In honor of this weekend’s doubly momentous anniversary date of July 29, which is both the article author’s birthday and the date his beloved former boss Tom Snyder passed away in 2007, Michael Horowicz has penned a wonderful remembrance at tvweek.com. As the reader comments bear witness, Snyder left an indelible mark.
From 1993 to 1998, Horowicz worked with Snyder in LA for CNBC and CBS. There’s a funny story in the article about how he would accompany the talk show host to the Bel Air Country Club every Thursday night for dinner, but only so Snyder could meet his monthly required minimum member spending limit. We thought it would be fun to hear a few more anecdotes about the legendary media figure’s wide-ranging LA career.
“In 1960, Snyder was fired from his reporter’s job at KTLA,” Horowicz, who recently left WNBC in New York to pursue his own projects with business partner Susan Winston, tells FishbowlLA. “He was crushed and out for revenge. There was only one thing he could do, which was place a curse on the Los Angeles Angels, set to premiere a few months later in the American League.
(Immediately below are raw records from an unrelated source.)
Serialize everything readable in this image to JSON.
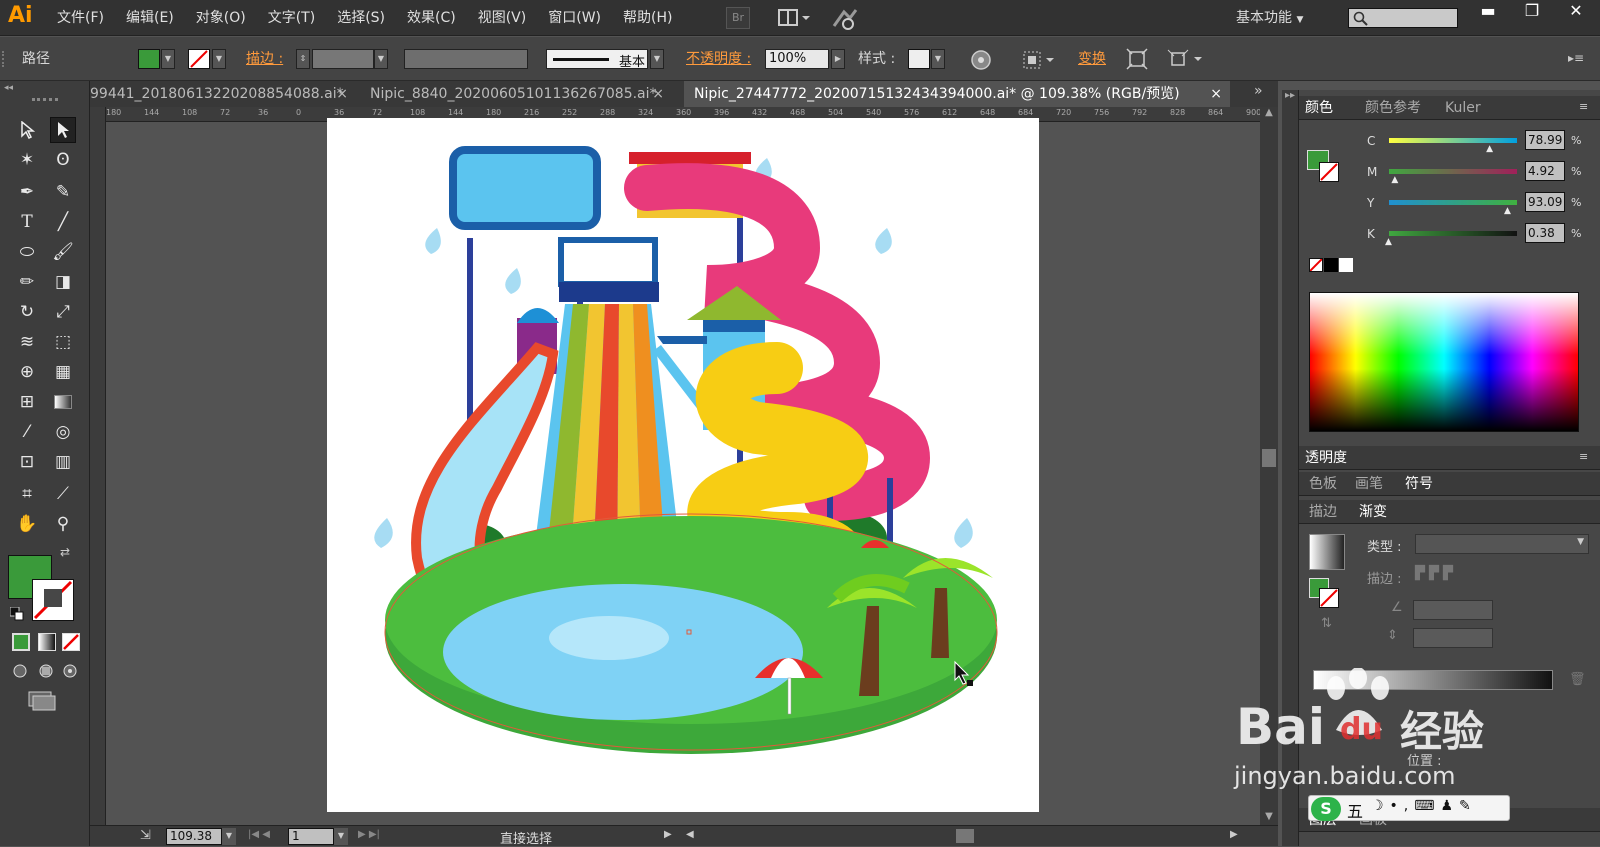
{
  "app": {
    "logo": "Ai"
  },
  "menu": [
    "文件(F)",
    "编辑(E)",
    "对象(O)",
    "文字(T)",
    "选择(S)",
    "效果(C)",
    "视图(V)",
    "窗口(W)",
    "帮助(H)"
  ],
  "menubar": {
    "bridge_label": "Br",
    "workspace": "基本功能",
    "minimize": "▬",
    "restore": "❐",
    "close": "✕"
  },
  "control_bar": {
    "object_type": "路径",
    "stroke_label": "描边 :",
    "stroke_style": "基本",
    "opacity_label": "不透明度 :",
    "opacity_value": "100%",
    "style_label": "样式 :",
    "transform_label": "变换",
    "fill_color": "#3a9a3a"
  },
  "tabs": [
    {
      "label": "99441_20180613220208854088.ai*",
      "close": "×"
    },
    {
      "label": "Nipic_8840_20200605101136267085.ai*",
      "close": "×"
    },
    {
      "label": "Nipic_27447772_20200715132434394000.ai* @ 109.38% (RGB/预览)",
      "close": "×",
      "active": true
    }
  ],
  "ruler_ticks": [
    "180",
    "144",
    "108",
    "72",
    "36",
    "0",
    "36",
    "72",
    "108",
    "144",
    "180",
    "216",
    "252",
    "288",
    "324",
    "360",
    "396",
    "432",
    "468",
    "504",
    "540",
    "576",
    "612",
    "648",
    "684",
    "720",
    "756",
    "792",
    "828",
    "864",
    "900"
  ],
  "status": {
    "zoom": "109.38",
    "artboard": "1",
    "tool_name": "直接选择"
  },
  "panels": {
    "color": {
      "tabs": [
        "颜色",
        "颜色参考",
        "Kuler"
      ],
      "sliders": [
        {
          "label": "C",
          "value": "78.99",
          "pct": "%",
          "fraction": 0.79
        },
        {
          "label": "M",
          "value": "4.92",
          "pct": "%",
          "fraction": 0.05
        },
        {
          "label": "Y",
          "value": "93.09",
          "pct": "%",
          "fraction": 0.93
        },
        {
          "label": "K",
          "value": "0.38",
          "pct": "%",
          "fraction": 0.0
        }
      ]
    },
    "transparency": {
      "title": "透明度"
    },
    "swatch_tabs": [
      "色板",
      "画笔",
      "符号"
    ],
    "gradient": {
      "tabs": [
        "描边",
        "渐变"
      ],
      "type_label": "类型 :",
      "stroke_label": "描边 :",
      "location_label": "位置 :"
    },
    "bottom_tabs": [
      "图层",
      "画板"
    ]
  },
  "watermark": {
    "brand": "Bai",
    "brand2": "du",
    "brand3": "经验",
    "url": "jingyan.baidu.com"
  },
  "ime": {
    "label": "五"
  },
  "colors": {
    "accent_orange": "#ff9a3c",
    "fill_green": "#3a9a3a"
  }
}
Both the Angels and KTLA were owned by Gene Autry.”
Horowicz says he learned about the curse many years later, in 1995, while watching an Angels game in the CBS conference room with colleagues. Snyder noticed and mentioned the curse that night during his monologue.
“It was all one big funny joke, except to Autry’s widow Jackie, who believed in curses and was horrified,” Horowicz remembers. “It was arranged for Jackie to phone into the show live the next night, whereupon Tom lifted the curse, once and for all. Seven years later, of course, the Angels won their one and only World Series. I always thought Tom deserved a ring for that.”
Another phase of Snyder’s LA career took root at KNBC during the early 1970s. He helped turn around the station’s ratings and soon added the Tomorrow show. During the energy crisis, NBC made arrangements with the owners of a gas station across the street in Burbank to provice news vans with 24-hour access. Snyder also managed to wrangle a key to the pumps.
“One night after the 11 p.m.news, Snyder and Kelly Lange drove over to the station and started filling up,” Horowicz (pictured) says. “Within seconds, a line of dozens of cars appeared out of nowhere, drivers honking in disbelief at their good fortune. Tom tried desperately to explain that the station was closed. The people started getting very angry. He yelled to Kelly to drive away fast before a riot could begin. The next day, Snyder returned the key to the bosses.”
Even after Snyder’s career led him to the east coast, he and Horowicz would occasionally come back to meet up in LA with fellow newsman Jerry Dunphy (who passed away in 2002). “Those meals invariably ended up with Tom and me inside Jerry’s Rolls Royce, where Dunphy would play for us his latest county music songs on the dashboard cassette player,” he recalls.
Another LA reporter Snyder had great fondness for was Stan Chambers. He had him on the CNBC show in 1994 to help promote an autobiography and a few weeks later, spoke at a big KTLA anniversary event for Chambers.
“Everyone in Los Angeles television was at the old Columbia Bar and Grill at Sunset and Gower for the celebration,” says Horowicz. “Tom made a mental note of who was absent and when his turn came to speak at the podium he said, ‘If a bomb were to hit this place right now, Steve Edwards would become the biggest star in Los Angeles TV!’
Horowicz says he can only recall Snyder calling in sick once, in November 1994, a rare instance that required scrambling Sam Rubin and Dorothy Lucey as last-minute CNBC fill-ins. Years later, post-retirement, Snyder would often call KNBC news director Bob Long (who himself retired in 2009) to complain about something that had aired. “There is a special place in heaven for Bob for taking the time to listen to Tom. I think Bob knew Tom was near the end of his life.”
To read more of Horowicz’s great stories about Snyder, click here.
[Photos of Snyder, Horowicz courtesy Michael Horowicz]